Write out each line from the data below that includes the word "speaker".
╭─ Exercise inputs
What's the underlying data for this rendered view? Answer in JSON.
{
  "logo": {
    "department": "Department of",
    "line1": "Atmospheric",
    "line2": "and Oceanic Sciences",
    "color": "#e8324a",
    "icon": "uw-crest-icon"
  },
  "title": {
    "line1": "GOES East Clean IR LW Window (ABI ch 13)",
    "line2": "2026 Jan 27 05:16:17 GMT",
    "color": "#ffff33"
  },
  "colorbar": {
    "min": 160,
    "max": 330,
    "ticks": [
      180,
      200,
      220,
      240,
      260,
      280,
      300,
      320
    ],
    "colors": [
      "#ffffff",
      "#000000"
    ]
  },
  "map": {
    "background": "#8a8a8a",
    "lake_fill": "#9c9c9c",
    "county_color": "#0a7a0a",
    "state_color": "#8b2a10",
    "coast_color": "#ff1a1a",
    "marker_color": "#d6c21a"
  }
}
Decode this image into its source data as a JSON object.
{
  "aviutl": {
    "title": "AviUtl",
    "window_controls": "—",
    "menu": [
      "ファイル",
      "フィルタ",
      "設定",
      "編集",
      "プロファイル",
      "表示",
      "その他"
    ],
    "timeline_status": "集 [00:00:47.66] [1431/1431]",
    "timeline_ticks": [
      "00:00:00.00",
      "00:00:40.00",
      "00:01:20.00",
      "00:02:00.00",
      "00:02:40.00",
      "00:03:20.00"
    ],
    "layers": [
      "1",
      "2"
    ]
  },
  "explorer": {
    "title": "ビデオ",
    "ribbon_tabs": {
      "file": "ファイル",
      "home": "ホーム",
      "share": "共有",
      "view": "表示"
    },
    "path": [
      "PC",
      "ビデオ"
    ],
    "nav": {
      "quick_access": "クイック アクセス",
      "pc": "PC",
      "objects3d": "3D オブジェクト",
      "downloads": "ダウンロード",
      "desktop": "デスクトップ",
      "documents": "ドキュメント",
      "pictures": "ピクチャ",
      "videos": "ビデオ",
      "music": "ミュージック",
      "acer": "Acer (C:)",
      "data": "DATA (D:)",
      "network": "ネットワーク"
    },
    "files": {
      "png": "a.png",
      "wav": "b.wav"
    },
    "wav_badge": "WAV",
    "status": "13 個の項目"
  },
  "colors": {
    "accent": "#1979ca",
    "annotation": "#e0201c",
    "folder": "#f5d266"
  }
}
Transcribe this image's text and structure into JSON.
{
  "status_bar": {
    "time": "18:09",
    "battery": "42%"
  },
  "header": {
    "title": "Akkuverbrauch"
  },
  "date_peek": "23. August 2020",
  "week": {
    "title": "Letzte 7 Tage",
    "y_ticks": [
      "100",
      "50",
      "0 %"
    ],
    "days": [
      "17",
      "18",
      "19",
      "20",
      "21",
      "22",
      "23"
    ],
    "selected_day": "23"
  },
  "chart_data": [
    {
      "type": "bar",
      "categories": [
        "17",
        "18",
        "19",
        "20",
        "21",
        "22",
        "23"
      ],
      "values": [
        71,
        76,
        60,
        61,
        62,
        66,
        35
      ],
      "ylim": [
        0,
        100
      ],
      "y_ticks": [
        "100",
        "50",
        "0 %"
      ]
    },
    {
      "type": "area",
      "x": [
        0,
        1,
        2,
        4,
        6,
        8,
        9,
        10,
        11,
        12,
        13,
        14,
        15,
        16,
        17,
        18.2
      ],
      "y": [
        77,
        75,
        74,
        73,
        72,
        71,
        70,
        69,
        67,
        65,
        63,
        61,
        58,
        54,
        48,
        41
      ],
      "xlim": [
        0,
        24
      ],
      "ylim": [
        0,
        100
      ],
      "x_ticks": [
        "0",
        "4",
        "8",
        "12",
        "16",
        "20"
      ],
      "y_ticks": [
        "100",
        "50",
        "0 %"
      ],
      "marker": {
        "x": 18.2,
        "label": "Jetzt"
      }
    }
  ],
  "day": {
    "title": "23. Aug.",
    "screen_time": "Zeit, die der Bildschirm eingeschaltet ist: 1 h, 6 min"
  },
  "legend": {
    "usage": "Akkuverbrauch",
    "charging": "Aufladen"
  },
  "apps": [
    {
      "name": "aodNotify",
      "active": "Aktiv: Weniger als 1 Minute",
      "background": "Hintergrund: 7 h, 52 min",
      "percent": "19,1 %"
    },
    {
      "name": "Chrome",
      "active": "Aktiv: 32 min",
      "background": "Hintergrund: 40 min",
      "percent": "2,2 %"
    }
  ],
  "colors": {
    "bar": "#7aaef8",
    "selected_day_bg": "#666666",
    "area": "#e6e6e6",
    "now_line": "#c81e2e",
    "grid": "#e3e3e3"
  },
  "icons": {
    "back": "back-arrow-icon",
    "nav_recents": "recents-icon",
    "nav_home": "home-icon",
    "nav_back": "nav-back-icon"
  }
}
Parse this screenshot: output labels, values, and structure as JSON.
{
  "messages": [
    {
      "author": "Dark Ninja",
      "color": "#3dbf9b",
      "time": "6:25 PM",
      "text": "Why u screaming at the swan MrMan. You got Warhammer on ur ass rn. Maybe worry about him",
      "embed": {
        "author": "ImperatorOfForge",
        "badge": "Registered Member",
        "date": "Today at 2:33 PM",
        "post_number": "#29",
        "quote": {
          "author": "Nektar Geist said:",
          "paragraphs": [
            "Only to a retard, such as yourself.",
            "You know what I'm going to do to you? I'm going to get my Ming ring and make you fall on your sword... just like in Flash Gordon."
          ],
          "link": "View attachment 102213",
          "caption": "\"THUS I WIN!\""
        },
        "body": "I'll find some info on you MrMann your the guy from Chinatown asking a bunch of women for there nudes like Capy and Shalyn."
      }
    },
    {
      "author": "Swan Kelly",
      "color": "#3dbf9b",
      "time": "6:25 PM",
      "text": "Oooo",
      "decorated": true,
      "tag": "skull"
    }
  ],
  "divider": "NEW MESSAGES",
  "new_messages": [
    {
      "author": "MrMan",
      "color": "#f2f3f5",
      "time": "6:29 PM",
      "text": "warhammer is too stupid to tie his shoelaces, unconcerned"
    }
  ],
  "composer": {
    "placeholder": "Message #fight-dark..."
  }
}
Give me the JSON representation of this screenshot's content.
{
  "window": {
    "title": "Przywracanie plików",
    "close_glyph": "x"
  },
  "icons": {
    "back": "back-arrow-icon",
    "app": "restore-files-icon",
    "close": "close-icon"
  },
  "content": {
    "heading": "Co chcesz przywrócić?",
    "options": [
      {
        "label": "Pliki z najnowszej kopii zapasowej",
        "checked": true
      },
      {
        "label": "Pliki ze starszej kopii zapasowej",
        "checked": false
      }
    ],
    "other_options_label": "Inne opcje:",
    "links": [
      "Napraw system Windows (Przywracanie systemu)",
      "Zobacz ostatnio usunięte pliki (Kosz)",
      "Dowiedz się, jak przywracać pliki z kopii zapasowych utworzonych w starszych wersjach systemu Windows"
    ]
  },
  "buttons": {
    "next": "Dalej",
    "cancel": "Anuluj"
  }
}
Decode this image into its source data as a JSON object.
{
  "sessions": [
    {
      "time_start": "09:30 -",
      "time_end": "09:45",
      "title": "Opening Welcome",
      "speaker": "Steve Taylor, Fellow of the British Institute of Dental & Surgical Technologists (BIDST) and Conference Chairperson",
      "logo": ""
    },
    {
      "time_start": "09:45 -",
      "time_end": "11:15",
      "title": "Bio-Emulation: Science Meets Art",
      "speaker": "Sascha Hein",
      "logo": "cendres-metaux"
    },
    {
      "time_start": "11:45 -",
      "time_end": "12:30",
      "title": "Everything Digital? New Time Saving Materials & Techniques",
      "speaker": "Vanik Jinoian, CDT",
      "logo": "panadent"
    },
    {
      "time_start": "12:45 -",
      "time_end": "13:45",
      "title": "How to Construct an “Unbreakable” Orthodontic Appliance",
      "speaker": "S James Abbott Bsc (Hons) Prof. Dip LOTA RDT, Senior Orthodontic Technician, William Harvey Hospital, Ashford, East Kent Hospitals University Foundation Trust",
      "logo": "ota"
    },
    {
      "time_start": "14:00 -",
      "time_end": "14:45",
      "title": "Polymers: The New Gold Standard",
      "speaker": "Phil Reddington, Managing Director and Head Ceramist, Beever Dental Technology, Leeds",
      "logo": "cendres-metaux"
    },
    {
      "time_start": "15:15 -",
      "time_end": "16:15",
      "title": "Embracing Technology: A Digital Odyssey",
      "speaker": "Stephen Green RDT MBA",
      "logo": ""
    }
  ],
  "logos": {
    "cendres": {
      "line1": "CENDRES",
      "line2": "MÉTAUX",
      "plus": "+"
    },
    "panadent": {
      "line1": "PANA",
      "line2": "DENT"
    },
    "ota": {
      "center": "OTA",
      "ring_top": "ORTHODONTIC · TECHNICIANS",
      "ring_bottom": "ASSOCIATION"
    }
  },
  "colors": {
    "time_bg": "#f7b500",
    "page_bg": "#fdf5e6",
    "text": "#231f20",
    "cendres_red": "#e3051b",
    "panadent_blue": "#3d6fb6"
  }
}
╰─
Response for this exercise>
      "speaker": "Steve Taylor, Fellow of the British Institute of Dental & Surgical Technologists (BIDST) and Conference Chairperson",
      "speaker": "Sascha Hein",
      "speaker": "Vanik Jinoian, CDT",
      "speaker": "S James Abbott Bsc (Hons) Prof. Dip LOTA RDT, Senior Orthodontic Technician, William Harvey Hospital, Ashford, East Kent Hospitals University Foundation Trust",
      "speaker": "Phil Reddington, Managing Director and Head Ceramist, Beever Dental Technology, Leeds",
      "speaker": "Stephen Green RDT MBA",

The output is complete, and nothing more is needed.